The Independent Police Complaints Commission (IPCC) today released statistics showing there were 753 complaints against the force, containing 1,860 allegations such as impoliteness, unlawful or unnecessary detention and “oppressive” conduct or harassment.
The Commission revealed how there were 176 appeals to them about Merseyside Police’s handling of complaints including their failure to record a complaint.
Of the 139 appeals carried out by the IPCC during 2011/12, 47% were upheld – 9% higher than the national average.
Temporary assistant Chief Constable Darren Martland said it was very easy for the public to make complaints and urged people to make themselves heard if officers have not behaved appropriately.
He said: "The number of complaints received annually in the last two years has remained stable and the number of cases has fallen, yet it has actually never been easier to make one to the force.
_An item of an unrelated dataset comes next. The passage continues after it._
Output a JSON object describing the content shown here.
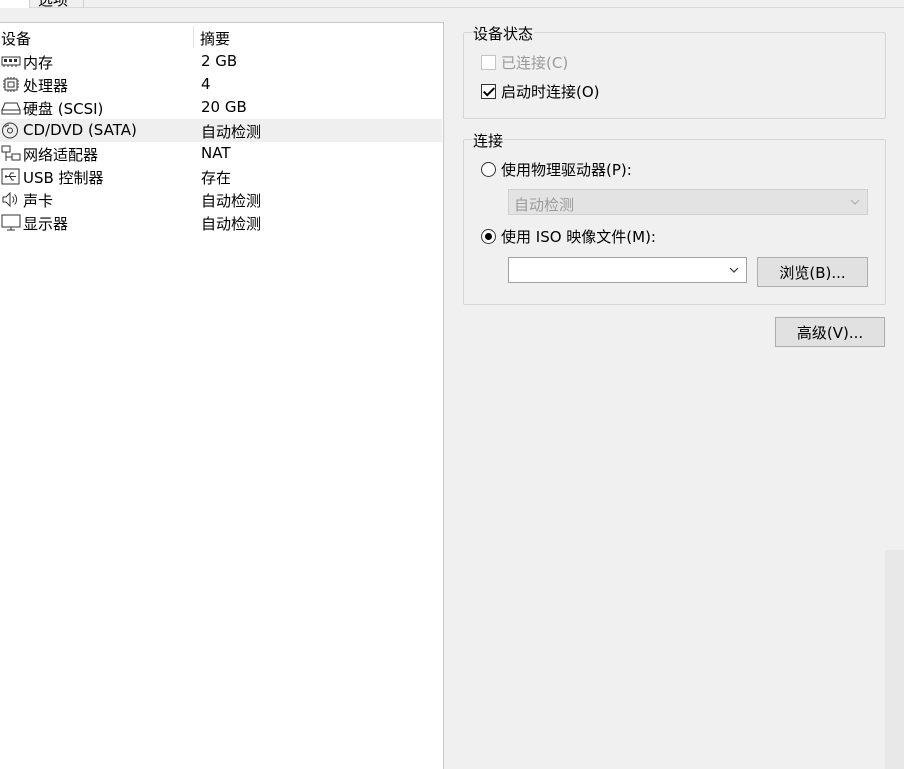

"Our officers and staff should behave appropriately at all times and anyone who feels that a member of the force has not, can make a complaint in many ways, including writing to or calling into a police station, dialing the non-emergency 101 number or through our recently introduced online reporting system on our website.
"We record all complaints in accordance with national legislation and take each one seriously. We have a dedicated Professional Standards Department containing specialist detectives who will speak directly to complainants and work to resolve the issue to their satisfaction.
"The force prides itself in the conduct and professionalism of all its officers and staff, who are encouraged to engage with the public whenever they can. We will continue to strive to maintain the high standards we set ourselves while serving the people of Merseyside."
According to the figures, people are becoming more unhappy with the way police are dealing with complaints across the country.
Overall during 2011/12 a total of 6,339 appeals from complainants were made to the IPCC, up 3%.
There was an increase in the number of appeals made against the decision by police forces not to record a complaint last year while almost two thirds were upheld by the IPCC and the force was told to record the complaint.
Dame Anne Owers, chairwoman of the IPCC, said: "It is of concern that not only has there been an increase in the number of appeals to the IPCC from those dissatisfied with the way their complaint was handled; there has also been a considerable increase in the proportion of appeals that we uphold.
"All chief constables should take personal interest in the findings of this report and assure themselves that they and their staff are meeting their obligations to record and resolve valid complaints from the public. In particular, they should look closely at the number and type of appeals upheld by the IPCC.”
The total number of complaints recorded by police forces in England and Wales fell for the second consecutive year.
However the IPCC is unclear on the reason for the drop in complaints to forces, saying it could be that the service has improved or it could highlight problems with access to the complaints system.